>>
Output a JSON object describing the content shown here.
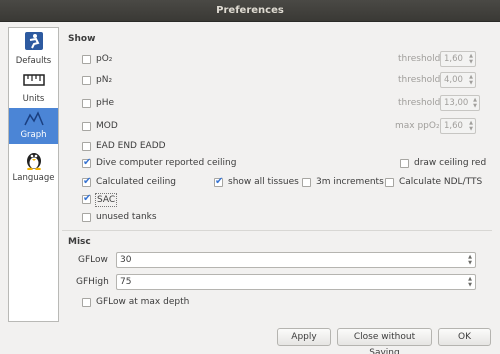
{
  "window": {
    "title": "Preferences"
  },
  "sidebar": {
    "items": [
      {
        "label": "Defaults",
        "icon": "diver-icon"
      },
      {
        "label": "Units",
        "icon": "ruler-icon"
      },
      {
        "label": "Graph",
        "icon": "graph-icon",
        "selected": true
      },
      {
        "label": "Language",
        "icon": "penguin-icon"
      }
    ]
  },
  "show": {
    "heading": "Show",
    "po2": {
      "label": "pO₂",
      "checked": false,
      "threshold_label": "threshold",
      "threshold_value": "1,60"
    },
    "pn2": {
      "label": "pN₂",
      "checked": false,
      "threshold_label": "threshold",
      "threshold_value": "4,00"
    },
    "phe": {
      "label": "pHe",
      "checked": false,
      "threshold_label": "threshold",
      "threshold_value": "13,00"
    },
    "mod": {
      "label": "MOD",
      "checked": false,
      "threshold_label": "max ppO₂",
      "threshold_value": "1,60"
    },
    "ead": {
      "label": "EAD END EADD",
      "checked": false
    },
    "dc_ceiling": {
      "label": "Dive computer reported ceiling",
      "checked": true
    },
    "draw_red": {
      "label": "draw ceiling red",
      "checked": false
    },
    "calc_ceiling": {
      "label": "Calculated ceiling",
      "checked": true
    },
    "all_tissues": {
      "label": "show all tissues",
      "checked": true
    },
    "increments": {
      "label": "3m increments",
      "checked": false
    },
    "ndl": {
      "label": "Calculate NDL/TTS",
      "checked": false
    },
    "sac": {
      "label": "SAC",
      "checked": true
    },
    "unused": {
      "label": "unused tanks",
      "checked": false
    }
  },
  "misc": {
    "heading": "Misc",
    "gflow": {
      "label": "GFLow",
      "value": "30"
    },
    "gfhigh": {
      "label": "GFHigh",
      "value": "75"
    },
    "gflow_max": {
      "label": "GFLow at max depth",
      "checked": false
    }
  },
  "buttons": {
    "apply": "Apply",
    "close": "Close without Saving",
    "ok": "OK"
  }
}
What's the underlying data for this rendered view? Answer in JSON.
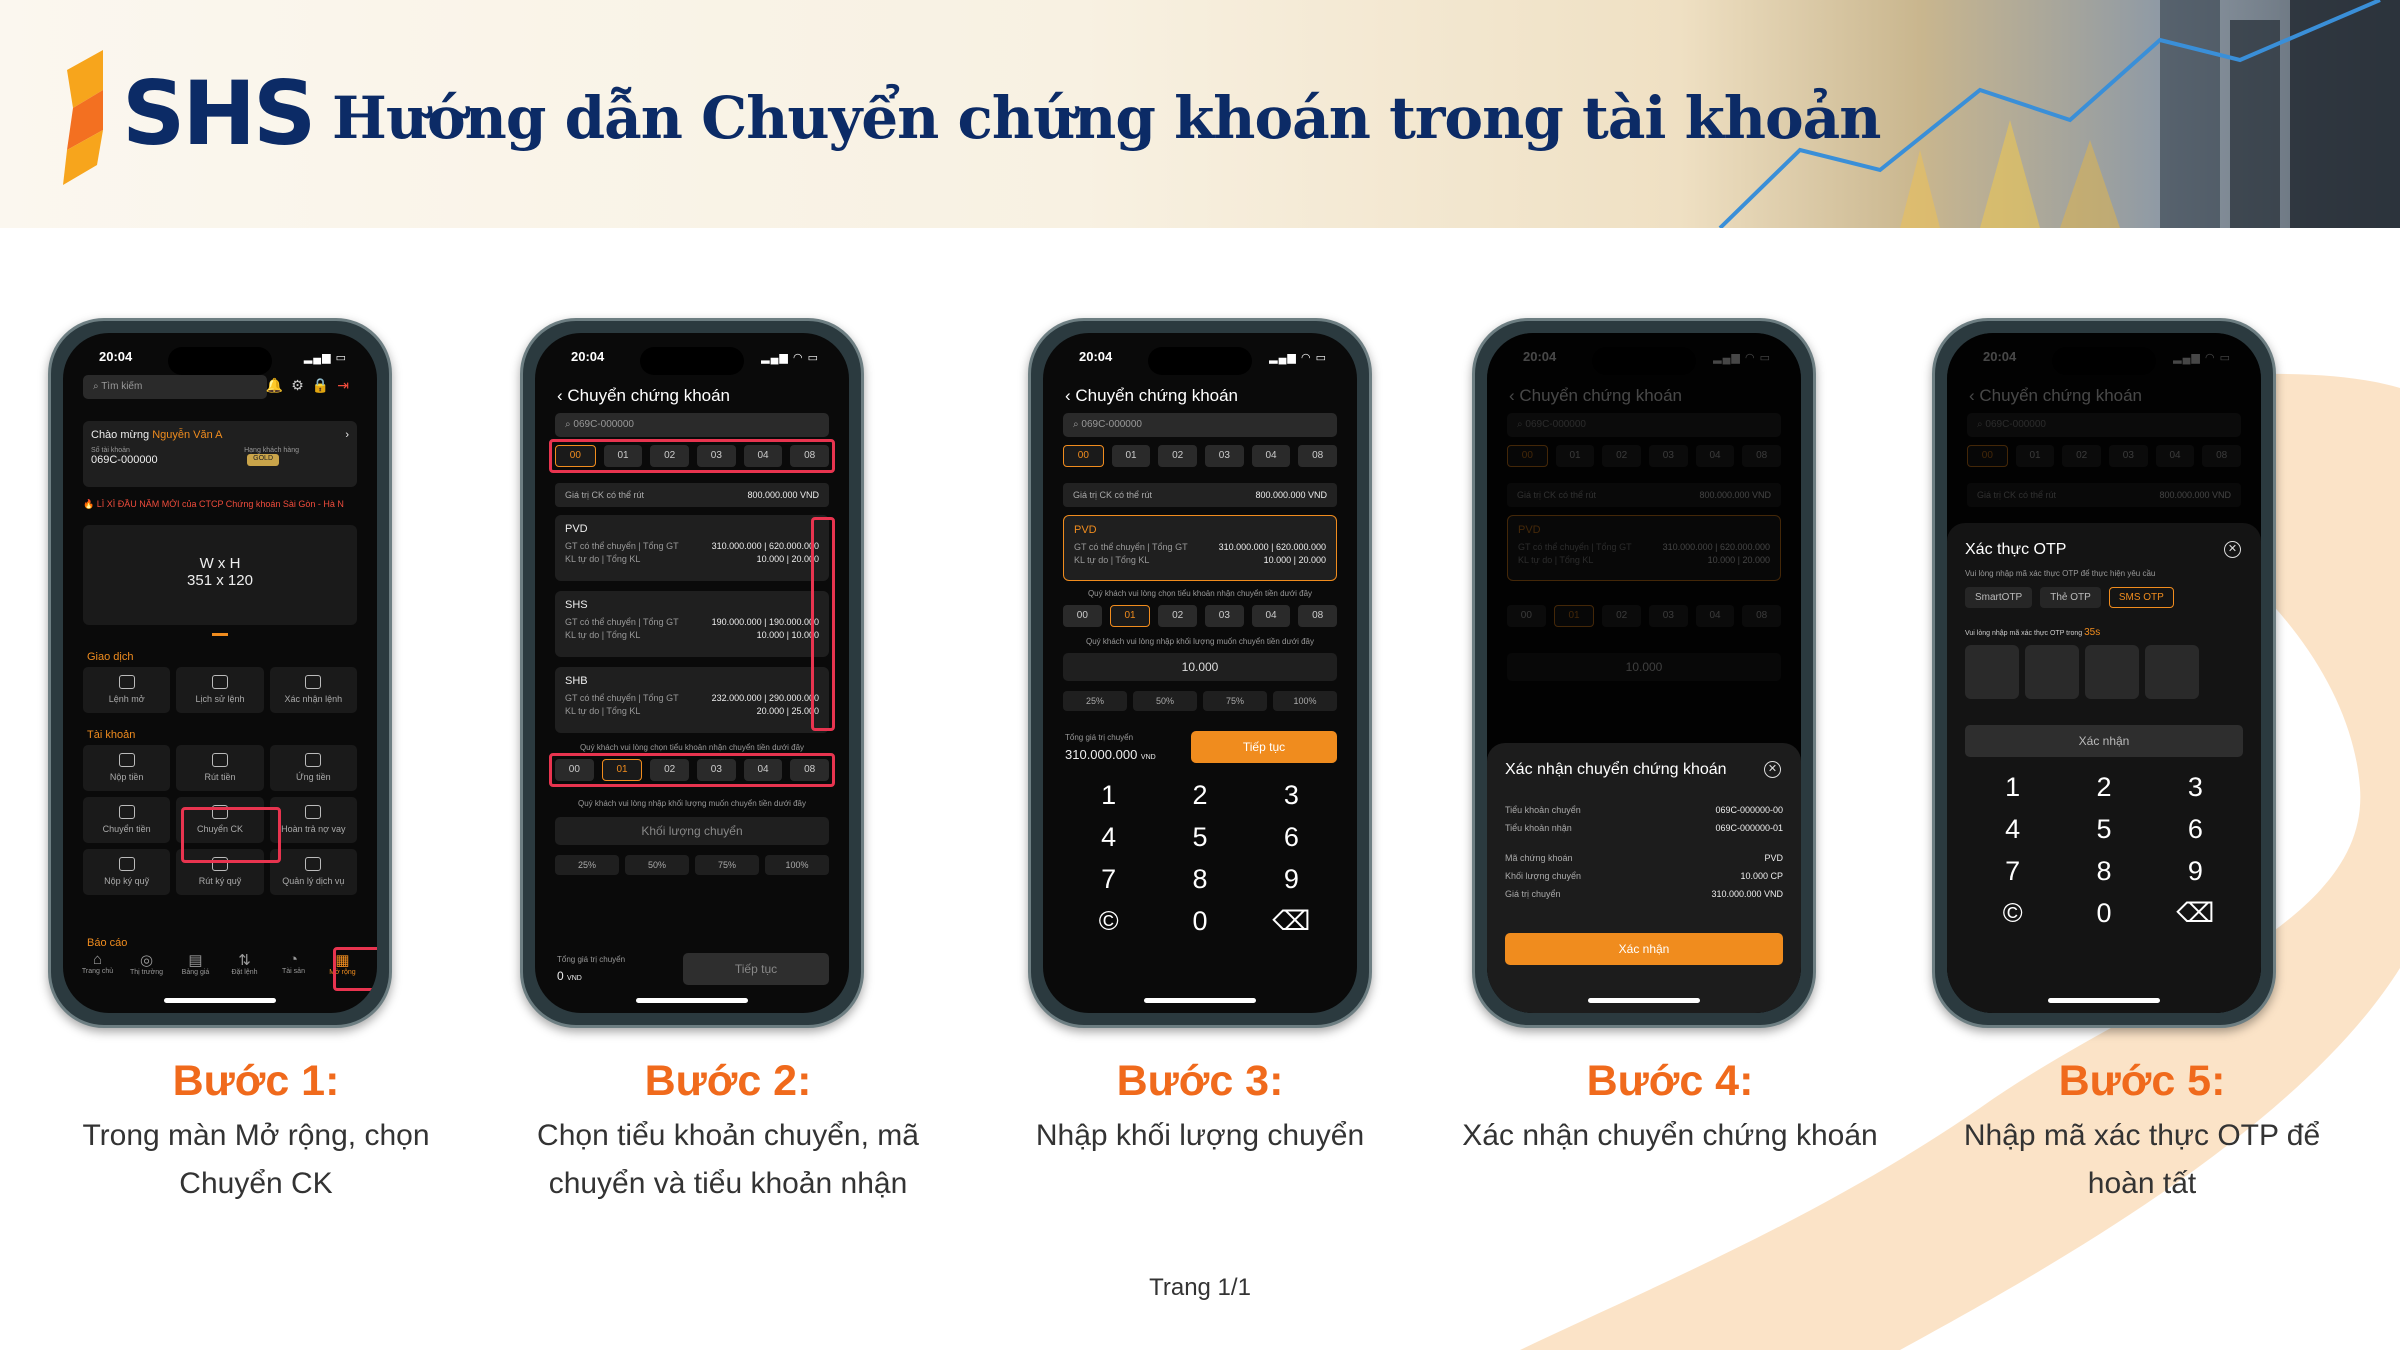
{
  "header": {
    "brand": "SHS",
    "title": "Hướng dẫn Chuyển chứng khoán trong tài khoản"
  },
  "colors": {
    "brand_navy": "#0c2b66",
    "accent_orange": "#f06a1c",
    "app_orange": "#f08c1e",
    "highlight_red": "#e8344f"
  },
  "status_time": "20:04",
  "phone1": {
    "search_placeholder": "Tìm kiếm",
    "greeting": "Chào mừng",
    "user_name": "Nguyễn Văn A",
    "acct_label": "Số tài khoản",
    "acct_no": "069C-000000",
    "tier_label": "Hạng khách hàng",
    "tier": "GOLD",
    "ticker": "LÌ XÌ ĐẦU NĂM MỚI của CTCP Chứng khoán Sài Gòn - Hà N",
    "banner_line1": "W x H",
    "banner_line2": "351 x 120",
    "sec_trade": "Giao dịch",
    "trade_items": [
      "Lệnh mở",
      "Lịch sử lệnh",
      "Xác nhận lệnh"
    ],
    "sec_account": "Tài khoản",
    "account_items": [
      "Nộp tiền",
      "Rút tiền",
      "Ứng tiền",
      "Chuyển tiền",
      "Chuyển CK",
      "Hoàn trả nợ vay",
      "Nộp ký quỹ",
      "Rút ký quỹ",
      "Quản lý dịch vụ"
    ],
    "sec_report": "Báo cáo",
    "bottom_nav": [
      "Trang chủ",
      "Thị trường",
      "Bảng giá",
      "Đặt lệnh",
      "Tài sản",
      "Mở rộng"
    ]
  },
  "transfer": {
    "nav_title": "Chuyển chứng khoán",
    "search_value": "069C-000000",
    "sub_accounts": [
      "00",
      "01",
      "02",
      "03",
      "04",
      "08"
    ],
    "withdraw_label": "Giá trị CK có thể rút",
    "withdraw_value": "800.000.000 VND",
    "line1_label": "GT có thể chuyển | Tổng GT",
    "line2_label": "KL tự do | Tổng KL",
    "stocks": [
      {
        "code": "PVD",
        "v1": "310.000.000 | 620.000.000",
        "v2": "10.000 | 20.000"
      },
      {
        "code": "SHS",
        "v1": "190.000.000 | 190.000.000",
        "v2": "10.000 | 10.000"
      },
      {
        "code": "SHB",
        "v1": "232.000.000 | 290.000.000",
        "v2": "20.000 | 25.000"
      }
    ],
    "recv_note": "Quý khách vui lòng chọn tiểu khoản nhận chuyển tiền dưới đây",
    "qty_note": "Quý khách vui lòng nhập khối lượng muốn chuyển tiền dưới đây",
    "qty_placeholder": "Khối lượng chuyển",
    "qty_value": "10.000",
    "percents": [
      "25%",
      "50%",
      "75%",
      "100%"
    ],
    "total_label": "Tổng giá trị chuyển",
    "total_zero": "0",
    "total_value": "310.000.000",
    "currency": "VND",
    "continue": "Tiếp tục"
  },
  "keypad": {
    "keys": [
      "1",
      "2",
      "3",
      "4",
      "5",
      "6",
      "7",
      "8",
      "9",
      "©",
      "0",
      "⌫"
    ]
  },
  "confirm": {
    "title": "Xác nhận chuyển chứng khoán",
    "rows": [
      {
        "k": "Tiểu khoản chuyển",
        "v": "069C-000000-00"
      },
      {
        "k": "Tiểu khoản nhận",
        "v": "069C-000000-01"
      },
      {
        "k": "Mã chứng khoán",
        "v": "PVD"
      },
      {
        "k": "Khối lượng chuyển",
        "v": "10.000 CP"
      },
      {
        "k": "Giá trị chuyển",
        "v": "310.000.000 VND"
      }
    ],
    "button": "Xác nhận"
  },
  "otp": {
    "title": "Xác thực OTP",
    "subtitle": "Vui lòng nhập mã xác thực OTP để thực hiện yêu cầu",
    "methods": [
      "SmartOTP",
      "Thẻ OTP",
      "SMS OTP"
    ],
    "prompt": "Vui lòng nhập mã xác thực OTP trong",
    "countdown": "35s",
    "button": "Xác nhận"
  },
  "steps": [
    {
      "title": "Bước 1:",
      "desc": "Trong màn Mở rộng, chọn Chuyển CK"
    },
    {
      "title": "Bước 2:",
      "desc": "Chọn tiểu khoản chuyển, mã chuyển và tiểu khoản nhận"
    },
    {
      "title": "Bước 3:",
      "desc": "Nhập khối lượng chuyển"
    },
    {
      "title": "Bước 4:",
      "desc": "Xác nhận chuyển chứng khoán"
    },
    {
      "title": "Bước 5:",
      "desc": "Nhập mã xác thực OTP để hoàn tất"
    }
  ],
  "footer": {
    "page": "Trang 1/1"
  }
}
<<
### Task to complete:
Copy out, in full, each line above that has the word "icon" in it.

### Finished exercise:
        "icon": "diver-icon"
        "icon": "ruler-icon"
        "icon": "graph-icon",
        "icon": "penguin-icon"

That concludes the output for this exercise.